Bandura built his theory on the foundation of classical and operant conditioning. For example, if a child exhibits a behavior that they encoded from a model, and that behavior is met with a reward, the child is more likely to exhibit that behavior in the future. A caregiver that claps and baby talks to an infant that begins to crawl is reinforcing that behavior with positive rewards.

On the other hand, if a child engages in a behavior that is met with a consequence (e.g., a parent yelling at them for striking the dog), they will be less likely to continue that behavior because it was met with a punishment.

Where Bandura broke from strict behaviorist approaches is in his position that the environment was just one determinant for how we learn and behave. Instead, Bandura posited that our intrinsic motivations and even our current mental state have much to do with our ability to learn and how we behave. 

Related Resource: 5 Developmental Psychology Podcasts

Piaget’s Cognitive Developmental Theory

Piaget’s Cognitive Developmental Theory states that children, quite simply, think differently than adults. While this may seem obvious to some, this was a revolutionary theory that went on to provide the foundations for several other theories to come. Piaget’s theory on a child’s development being tied to their developmental milestones has gone on to be one of the top theories in the world. 

Essentially, this theory divided the child life into four separate categories, or stages, each of which carries its own important qualities and vulnerabilities:

  • Sensorimotor stage: Birth to two years
  • Preoperational stage: 2 to 7 years
  • Concrete operational stage: 7 to 11 years
  • Formal operational stage: ages 12 and up

According to Piaget, each of these stages was marked by a specific developmental goal. Object permanence (the ability to understand that an object that is out of sight still exists) is the goal of the sensorimotor stage. Meanwhile, the goal of the preoperational stage is symbolic thought, or the ability to think using symbols and images.

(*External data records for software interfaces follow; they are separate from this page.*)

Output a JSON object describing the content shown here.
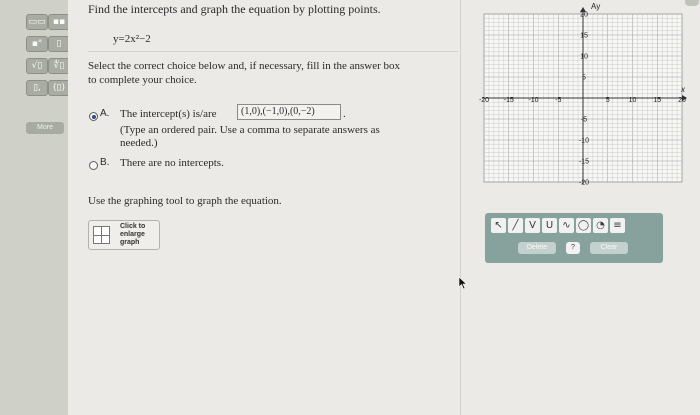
{
  "question": {
    "title": "Find the intercepts and graph the equation by plotting points.",
    "equation": "y=2x²−2",
    "instruction_line1": "Select the correct choice below and, if necessary, fill in the answer box",
    "instruction_line2": "to complete your choice."
  },
  "choices": {
    "a": {
      "letter": "A.",
      "label": "The intercept(s) is/are",
      "answer_value": "(1,0),(−1,0),(0,−2)",
      "period": ".",
      "hint_line1": "(Type an ordered pair. Use a comma to separate answers as",
      "hint_line2": "needed.)",
      "selected": true
    },
    "b": {
      "letter": "B.",
      "label": "There are no intercepts.",
      "selected": false
    }
  },
  "graph_instruction": "Use the graphing tool to graph the equation.",
  "enlarge_button": {
    "line1": "Click to",
    "line2": "enlarge",
    "line3": "graph"
  },
  "sidebar": {
    "more_label": "More",
    "tools": [
      "▭▭",
      "▪▪",
      "▪°",
      "▯",
      "√▯",
      "∜▯",
      "▯,",
      "(▯)"
    ]
  },
  "graph": {
    "y_axis_label": "Ay",
    "x_axis_label": "x",
    "x_ticks": [
      "-20",
      "-15",
      "-10",
      "-5",
      "5",
      "10",
      "15",
      "20"
    ],
    "y_ticks_positive": [
      "20",
      "15",
      "10",
      "5"
    ],
    "y_ticks_negative": [
      "-5",
      "-10",
      "-15",
      "-20"
    ],
    "xlim": [
      -20,
      20
    ],
    "ylim": [
      -20,
      20
    ]
  },
  "graph_tools": {
    "icons": [
      "↖",
      "╱",
      "V",
      "U",
      "∿",
      "◯",
      "◔",
      "≡"
    ],
    "icon_names": [
      "pointer-icon",
      "line-tool-icon",
      "absolute-value-tool-icon",
      "parabola-tool-icon",
      "curve-tool-icon",
      "circle-tool-icon",
      "ellipse-tool-icon",
      "menu-icon"
    ],
    "delete_label": "Delete",
    "help_label": "?",
    "clear_label": "Clear"
  }
}
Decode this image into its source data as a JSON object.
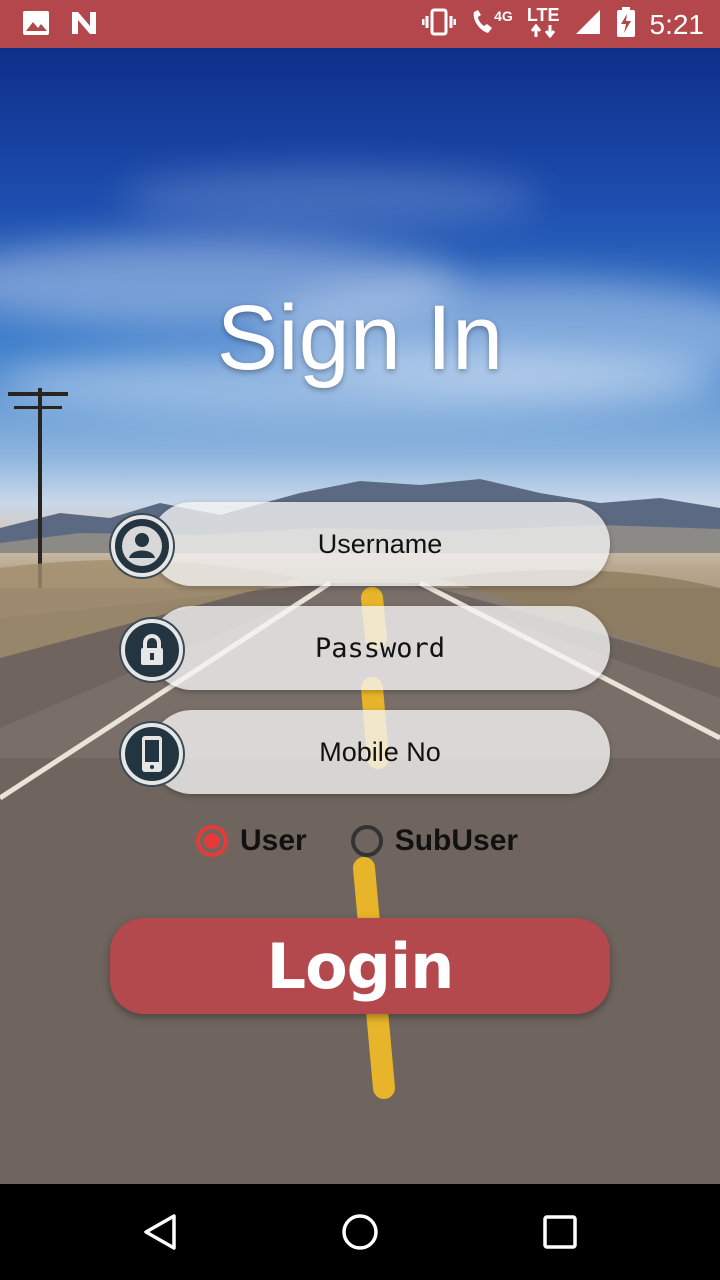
{
  "status_bar": {
    "network": "4G",
    "lte": "LTE",
    "time": "5:21"
  },
  "page": {
    "title": "Sign In"
  },
  "form": {
    "username_placeholder": "Username",
    "password_placeholder": "Password",
    "mobile_placeholder": "Mobile No",
    "role_options": [
      {
        "label": "User",
        "selected": true
      },
      {
        "label": "SubUser",
        "selected": false
      }
    ],
    "login_label": "Login"
  },
  "colors": {
    "accent": "#b3484d",
    "radio_selected": "#e53a3a"
  },
  "nav_bar": {
    "icons": [
      "back-icon",
      "home-icon",
      "recents-icon"
    ]
  }
}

The third stage – concrete operational – the goal is for children to develop logical thought. This is characterized by the ability to solve problems in a more adult-like, logical fashion. However, children in this stage might still struggle with abstract thought and only be able to solve problems that have concrete meaning.

It isn’t until the formal operational stage that the ability to undertake abstract thought begins to develop. Likewise, Piaget believed that the formal operational stage marked the beginning of one’s ability to use logic to test hypotheses.

Which Theory of Child Development is Right?

These theories of child development are all very different from one another and take different avenues for explaining how we learn, behave, and develop. Children begin life with genetic factors that may affect their cognitive development and emotional development. Whether or not their guardians are the ones who passed on these genes, their roles as guardians may carry more weight than they ever could have realized. As children start to see, hear, understand, and interact, they also respond to the emotional factors around them. While all of these theories are based around developmental milestones, the main areas of early childhood, and factors that we can likely all relate to, we may all have a different belief system. 

And while it might be tempting to ask which one is right, that isn’t a question that can be answered – each theory has, in its own right, many useful applications for studying human behavior. One theory might be better suited to a specific situation than another. Multiple theories might be used simultaneously to explain how children develop as well.

The study of child development is a vastly important one that helps us to understand the greater process of human development. Just like in any other scientific discipline, theories like these are some of the critical pillars of psychology and the study of child development.

Related Resource: 5 Differences Between Clinical and Developmental Psychology

Sean Jackson

B.A. Social Studies Education | University of Wyoming

M.S. Counseling | University of Wyoming

B.S. Information Technology | University of Massachusetts